England is a summer’s day by a river in a wooded valley, an afternoon on the cricket field, strawberries at Wimbledon, and well kept gardens in leafy suburbs. It is seeing Shakespeare enacted at the Globe, hearing William Byrd and Handel. It is a way of life and a way of thinking.
At their best Englishmen and women believe in fair play, freedom and tolerance. We want to live and let live. We are Tolkein’s hobbits of the Shire. Our land is fertile, our climate temperate, our island disposition makes us interested in the wider world but beholden to no foreign empire. We are confident of our island, its protecting seas and its traditions. We hold our heads high because we have not been conquered for a thousand years, we are proud of our democratic traditions, we take delight in our past and present enterprise and economic success, we are pleased our ancestors fought to free others on the continent of Europe.
I remember once showing a Russian visitor the House of Commons.
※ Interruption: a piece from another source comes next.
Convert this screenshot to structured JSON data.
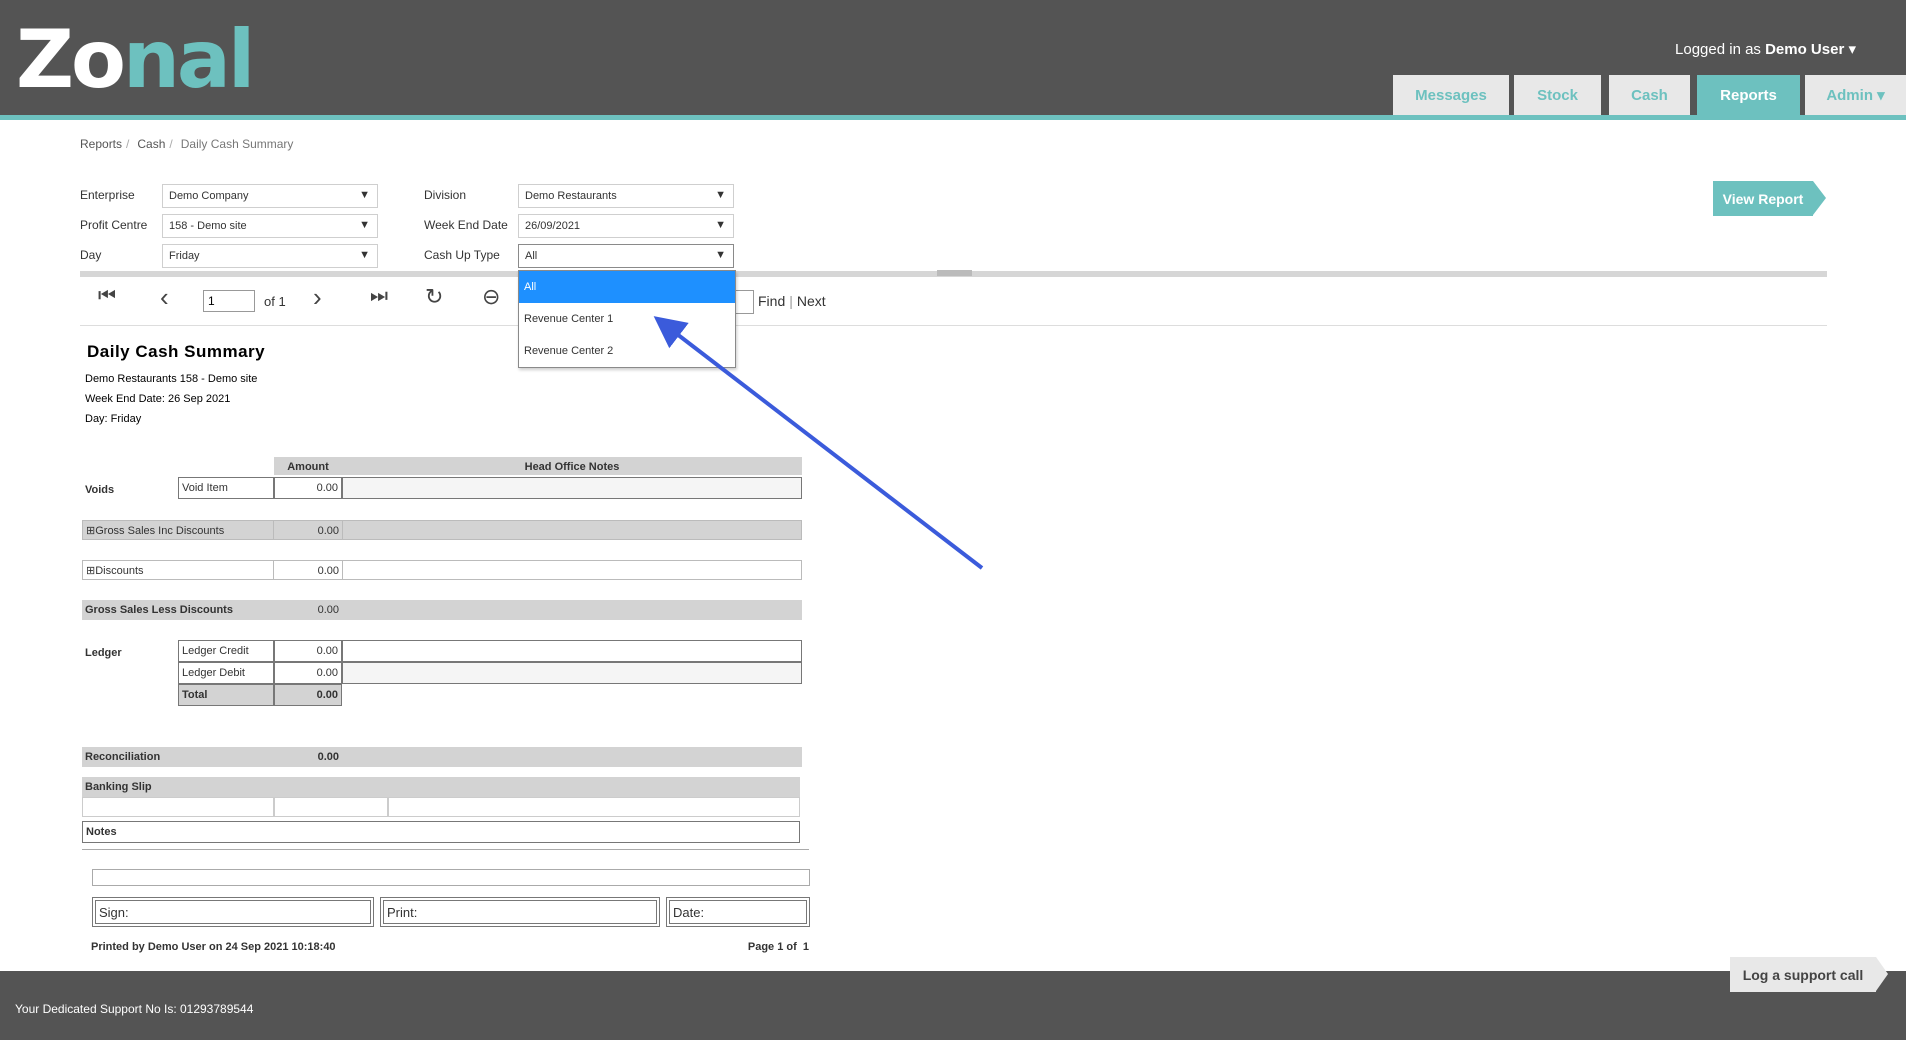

I talked to him about the portrait paintings on the walls: the winners and the losers, the establishment figures and the rebels, cavaliers and roundheads, free traders and interventionists, Labour, Liberals and Conservatives, monarchists and republicans. He replied after a while “How wonderful it must be to live in a country which is at peace with its past”. We see nothing wrong with celebrating Cromwell and Charles under the same roof, for their conflict produced the 1660 settlement and in turn the Glorious Revolution.
England has been settled since 1660. Our near neighbours have had revolutions, military dictatorships and radical constitutional upheavals in later centuries. I might have been a Parliamentarian in 1640, but would probably have been more in sympathy with the royalists by 1645 and would have objected to the killing of the King. I like to think I would have been a slave trade abolitionist, a free trader against expensive corn, an enthusiastic advocate of the wider franchise when reform Bills came to the Commons. I want our current Parliaments to further the long march of everyman and woman to be an owner of business and shares, as well as a voter and a property owner. The English story is far from complete. Everyman and woman has come a long way in three hundred years, but there is much further I would like him and her to travel.
The English story is now interwoven with the British story. Some of us are happy with the Union, others now chafe at it. We all agree that the future of our Union will evolve and will be settled by arguments and votes, not by guns and bullets. That is the English way, and is often also the UK way.
John Redwood is the Conservative MP for Wokingham in Berkshire.